St. Luke’s Medical Center teaches Phoenix bystanders to ‘Stop the Bleed’

PHOENIX — When there’s an emergency, the first rule is to call 911.

But St. Luke’s Emergency Department director Elizabeth Waack said it is also critical to use those minutes before help arrives to give assistance.

“The time it takes for EMS and that help to arrive could be one, three, five, or even longer minutes because of where the location is,” Waack said.


Geoffrey Ballentine said the best way to apply a tourniquet is “high and tight” rather than right above a victim’s wounds. (Photo by Drew Marine/Cronkite News)

Which is why St. Luke’s Medical Center is offering “Stop the Bleed” classes to teach the public how to apply a tourniquet, pack an open wound with gauze and how to properly deliver cardiopulmonary resuscitation. It only takes five minutes for someone to bleed out, said class instructor Geoffrey Ballentine. The classes were inspired by the “Stop the Bleed” campaign launched by President Barack Obama and the White House in 2015.

Ballentine said the most important aspect of applying a tourniquet is getting it “high and tight.” He demonstrated to the class how to place a velcro strap around a person’s arm and use a rod to tighten it until the bleeding stops.

“I’m going to turn that windless rod over and over and over again until he says ‘ow,'” Ballentine said to the class. The tourniquet will cause the victim pain, but Ballentine said it’s more important to stop the blood loss so the patient won’t bleed out.

Ballentine also talked to the class about treating more complicated wounds, such as those at junction areas around the groin or the armpit.

Once the bleeding has stopped, other emergency procedures like CPR should be applied, he said.

Taylor Blair said because of recent mass casualty disasters like the Las Vegas shooting and Hurricane Maria, everyone should know how to apply these skills. (Photo by Drew Marine/Cronkite News)

“You already controlled the bleeding, but now you need to circulate the oxygen in the blood to those vital organs, especially the brain,” Waack told the class. “The goal is 100 compressions per minute and you just keep going fast and hard and good, quality compressions will save someone’s life.”

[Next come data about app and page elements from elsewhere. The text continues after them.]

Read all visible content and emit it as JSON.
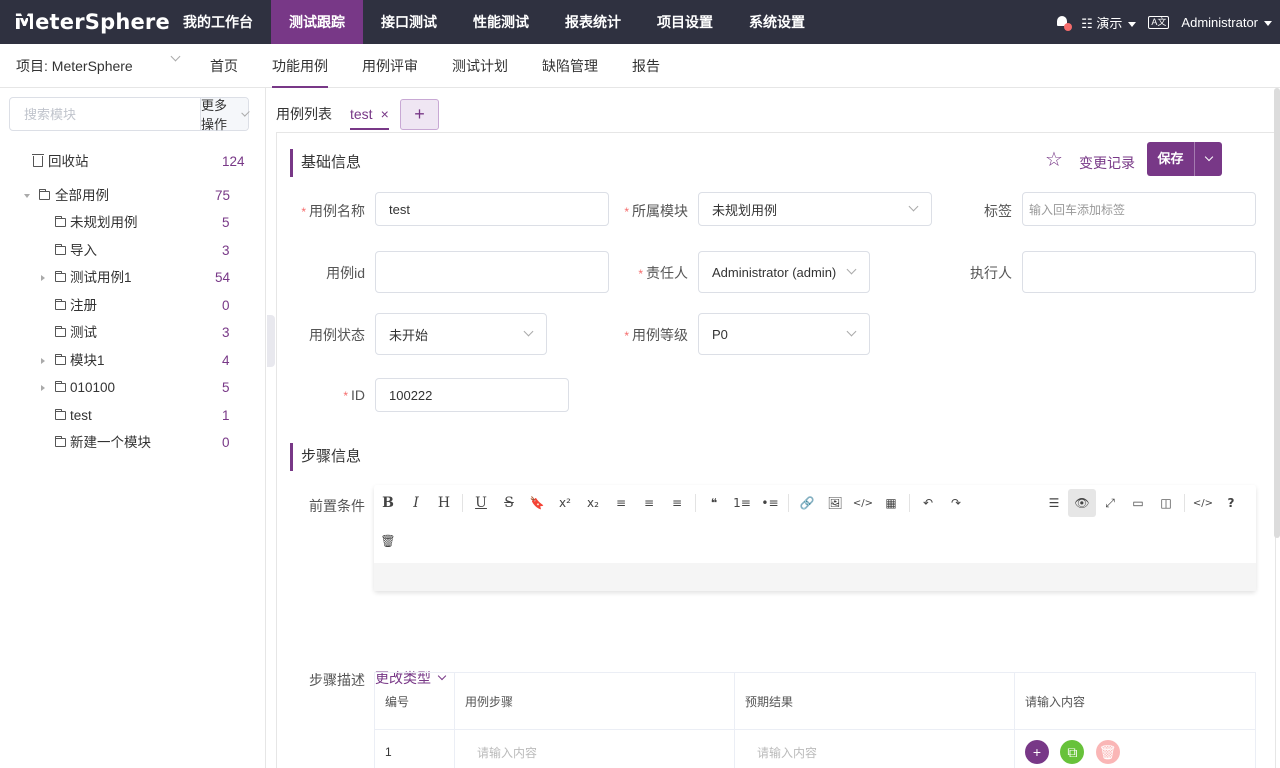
{
  "app": {
    "logo_text": "MeterSphere",
    "nav": [
      "我的工作台",
      "测试跟踪",
      "接口测试",
      "性能测试",
      "报表统计",
      "项目设置",
      "系统设置"
    ],
    "active_nav": "测试跟踪",
    "workspace": "演示",
    "user": "Administrator",
    "lang_icon": "lang-switch-icon"
  },
  "subnav": {
    "project": "项目: MeterSphere",
    "tabs": [
      "首页",
      "功能用例",
      "用例评审",
      "测试计划",
      "缺陷管理",
      "报告"
    ],
    "active_tab": "功能用例"
  },
  "sidebar": {
    "search_placeholder": "搜索模块",
    "more_ops": "更多操作",
    "recycle": {
      "label": "回收站",
      "count": "124"
    },
    "all": {
      "label": "全部用例",
      "count": "75"
    },
    "modules": [
      {
        "label": "未规划用例",
        "count": "5",
        "expandable": false
      },
      {
        "label": "导入",
        "count": "3",
        "expandable": false
      },
      {
        "label": "测试用例1",
        "count": "54",
        "expandable": true
      },
      {
        "label": "注册",
        "count": "0",
        "expandable": false
      },
      {
        "label": "测试",
        "count": "3",
        "expandable": false
      },
      {
        "label": "模块1",
        "count": "4",
        "expandable": true
      },
      {
        "label": "010100",
        "count": "5",
        "expandable": true
      },
      {
        "label": "test",
        "count": "1",
        "expandable": false
      },
      {
        "label": "新建一个模块",
        "count": "0",
        "expandable": false
      }
    ]
  },
  "tabs": {
    "list": "用例列表",
    "open": "test",
    "add": "+"
  },
  "form": {
    "basic_title": "基础信息",
    "change_log": "变更记录",
    "save": "保存",
    "name_label": "用例名称",
    "name_value": "test",
    "module_label": "所属模块",
    "module_value": "未规划用例",
    "tag_label": "标签",
    "tag_placeholder": "输入回车添加标签",
    "id_label": "用例id",
    "id_value": "",
    "owner_label": "责任人",
    "owner_value": "Administrator (admin)",
    "executor_label": "执行人",
    "executor_value": "",
    "status_label": "用例状态",
    "status_value": "未开始",
    "level_label": "用例等级",
    "level_value": "P0",
    "custom_id_label": "ID",
    "custom_id_value": "100222"
  },
  "steps": {
    "title": "步骤信息",
    "precondition_label": "前置条件",
    "desc_label": "步骤描述",
    "change_type": "更改类型",
    "columns": [
      "编号",
      "用例步骤",
      "预期结果",
      "请输入内容"
    ],
    "rows": [
      {
        "num": "1",
        "step_placeholder": "请输入内容",
        "result_placeholder": "请输入内容"
      }
    ]
  },
  "toolbar": {
    "row1": [
      "B",
      "I",
      "H",
      "U",
      "S",
      "🔖",
      "x²",
      "x₂",
      "≡",
      "≡",
      "≡",
      "❝",
      "1≡",
      "•≡",
      "🔗",
      "🖼",
      "</>",
      "▦",
      "↶",
      "↷"
    ],
    "row1_right": [
      "☰",
      "👁",
      "⤢",
      "▭",
      "◫",
      "</>",
      "?"
    ],
    "row2": [
      "🗑"
    ]
  }
}
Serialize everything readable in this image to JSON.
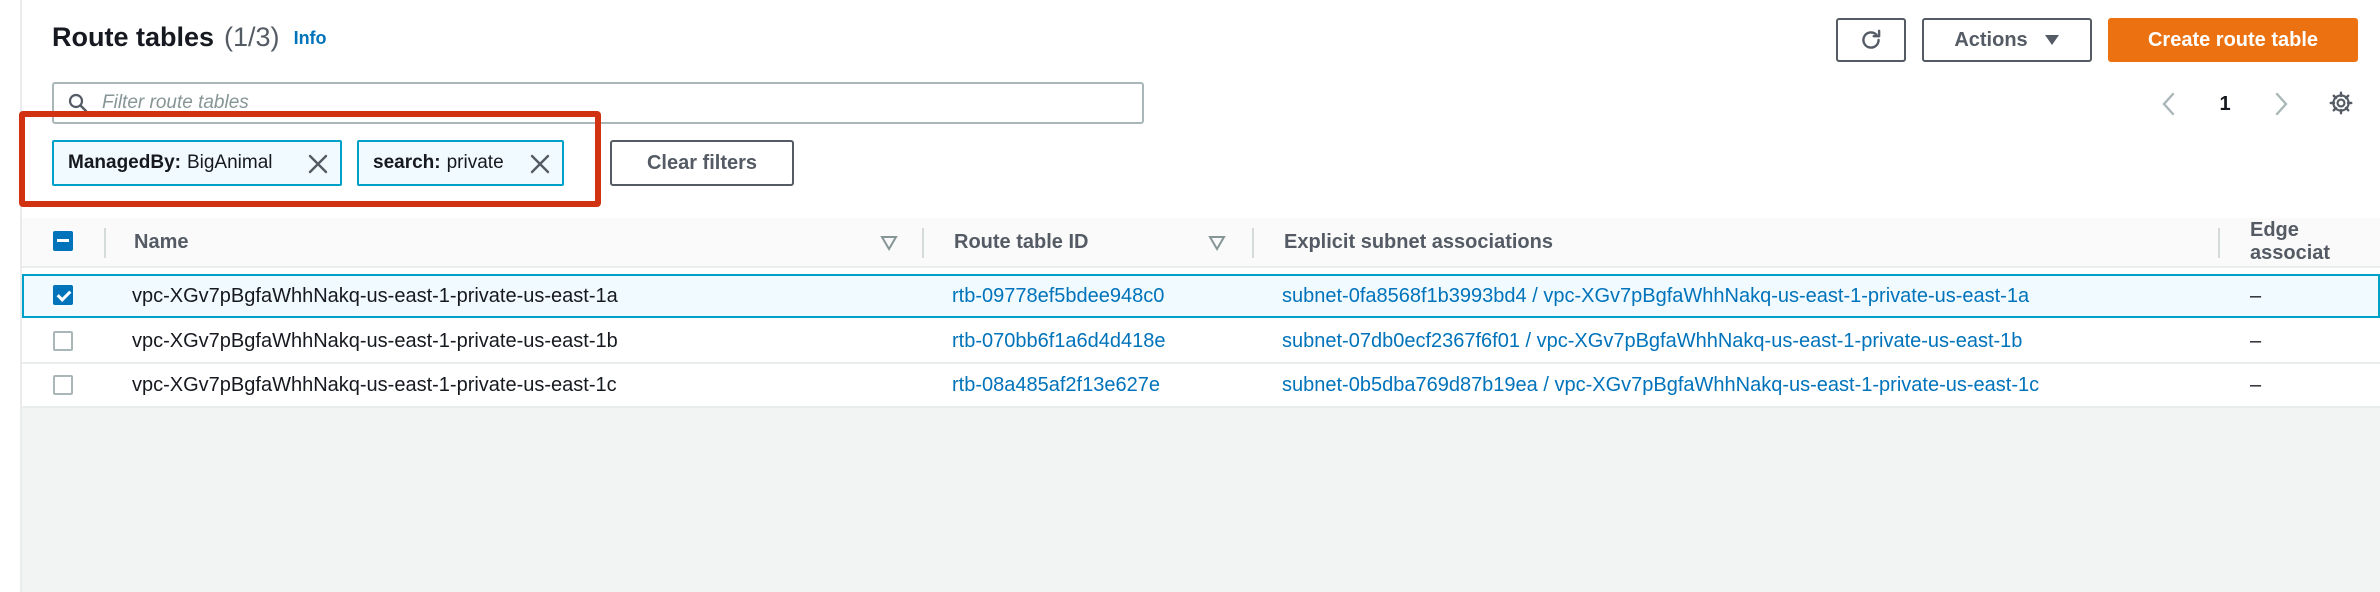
{
  "header": {
    "title": "Route tables",
    "count": "(1/3)",
    "info_link": "Info",
    "actions_label": "Actions",
    "create_label": "Create route table"
  },
  "search": {
    "placeholder": "Filter route tables",
    "value": ""
  },
  "pagination": {
    "current_page": "1"
  },
  "filters": {
    "tokens": [
      {
        "key": "ManagedBy:",
        "value": "BigAnimal"
      },
      {
        "key": "search:",
        "value": "private"
      }
    ],
    "clear_label": "Clear filters"
  },
  "table": {
    "columns": [
      "Name",
      "Route table ID",
      "Explicit subnet associations",
      "Edge associat"
    ],
    "rows": [
      {
        "selected": true,
        "name": "vpc-XGv7pBgfaWhhNakq-us-east-1-private-us-east-1a",
        "route_table_id": "rtb-09778ef5bdee948c0",
        "subnet_assoc": "subnet-0fa8568f1b3993bd4 / vpc-XGv7pBgfaWhhNakq-us-east-1-private-us-east-1a",
        "edge": "–"
      },
      {
        "selected": false,
        "name": "vpc-XGv7pBgfaWhhNakq-us-east-1-private-us-east-1b",
        "route_table_id": "rtb-070bb6f1a6d4d418e",
        "subnet_assoc": "subnet-07db0ecf2367f6f01 / vpc-XGv7pBgfaWhhNakq-us-east-1-private-us-east-1b",
        "edge": "–"
      },
      {
        "selected": false,
        "name": "vpc-XGv7pBgfaWhhNakq-us-east-1-private-us-east-1c",
        "route_table_id": "rtb-08a485af2f13e627e",
        "subnet_assoc": "subnet-0b5dba769d87b19ea / vpc-XGv7pBgfaWhhNakq-us-east-1-private-us-east-1c",
        "edge": "–"
      }
    ]
  },
  "colors": {
    "accent": "#ec7211",
    "link": "#0073bb",
    "highlight": "#d13212"
  }
}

To make sure you’re hitting 100 compressions a minute, Waack suggested delivering CPR to the beat of the song “Stayin’ Alive” by the Bee Gees.

Class attendee Taylor Blair said the skills are essential, especially in light of recent mass casualty disasters, such as the Las Vegas shooting and Hurricane Maria.

“I just think it’s important for anyone to know in case that kind of situation comes up, I can definitely show others, for sure,” Blair said. “I’m going to try and share that with my family, maybe a couple friends and spread the word a little bit.”

The next “Stop the Bleed” class will be on Jan. 19 when St. Luke’s expects its new education center to be open.